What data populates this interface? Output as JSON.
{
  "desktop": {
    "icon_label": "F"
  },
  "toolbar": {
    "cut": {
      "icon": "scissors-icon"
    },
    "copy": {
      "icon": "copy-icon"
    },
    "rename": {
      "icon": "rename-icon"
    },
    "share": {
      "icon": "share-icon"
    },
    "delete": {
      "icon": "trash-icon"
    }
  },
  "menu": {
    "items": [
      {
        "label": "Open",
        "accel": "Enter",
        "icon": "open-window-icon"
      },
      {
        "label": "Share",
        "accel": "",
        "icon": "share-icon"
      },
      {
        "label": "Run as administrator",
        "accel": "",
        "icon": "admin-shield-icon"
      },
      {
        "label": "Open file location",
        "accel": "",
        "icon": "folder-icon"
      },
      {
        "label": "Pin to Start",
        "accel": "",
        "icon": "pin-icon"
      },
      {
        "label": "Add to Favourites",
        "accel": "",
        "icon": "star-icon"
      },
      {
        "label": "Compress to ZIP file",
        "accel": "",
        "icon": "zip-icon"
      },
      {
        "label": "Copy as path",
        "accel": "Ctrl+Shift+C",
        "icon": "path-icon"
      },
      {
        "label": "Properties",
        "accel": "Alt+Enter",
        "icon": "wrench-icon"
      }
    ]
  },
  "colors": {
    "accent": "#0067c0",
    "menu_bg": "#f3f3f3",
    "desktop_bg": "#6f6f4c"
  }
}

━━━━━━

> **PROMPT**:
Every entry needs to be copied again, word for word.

> **OUTPUT OF THE EXERCISE**:
What data populates this interface? Output as JSON.
{
  "desktop": {
    "icon_label": "F"
  },
  "toolbar": {
    "cut": {
      "icon": "scissors-icon"
    },
    "copy": {
      "icon": "copy-icon"
    },
    "rename": {
      "icon": "rename-icon"
    },
    "share": {
      "icon": "share-icon"
    },
    "delete": {
      "icon": "trash-icon"
    }
  },
  "menu": {
    "items": [
      {
        "label": "Open",
        "accel": "Enter",
        "icon": "open-window-icon"
      },
      {
        "label": "Share",
        "accel": "",
        "icon": "share-icon"
      },
      {
        "label": "Run as administrator",
        "accel": "",
        "icon": "admin-shield-icon"
      },
      {
        "label": "Open file location",
        "accel": "",
        "icon": "folder-icon"
      },
      {
        "label": "Pin to Start",
        "accel": "",
        "icon": "pin-icon"
      },
      {
        "label": "Add to Favourites",
        "accel": "",
        "icon": "star-icon"
      },
      {
        "label": "Compress to ZIP file",
        "accel": "",
        "icon": "zip-icon"
      },
      {
        "label": "Copy as path",
        "accel": "Ctrl+Shift+C",
        "icon": "path-icon"
      },
      {
        "label": "Properties",
        "accel": "Alt+Enter",
        "icon": "wrench-icon"
      }
    ]
  },
  "colors": {
    "accent": "#0067c0",
    "menu_bg": "#f3f3f3",
    "desktop_bg": "#6f6f4c"
  }
}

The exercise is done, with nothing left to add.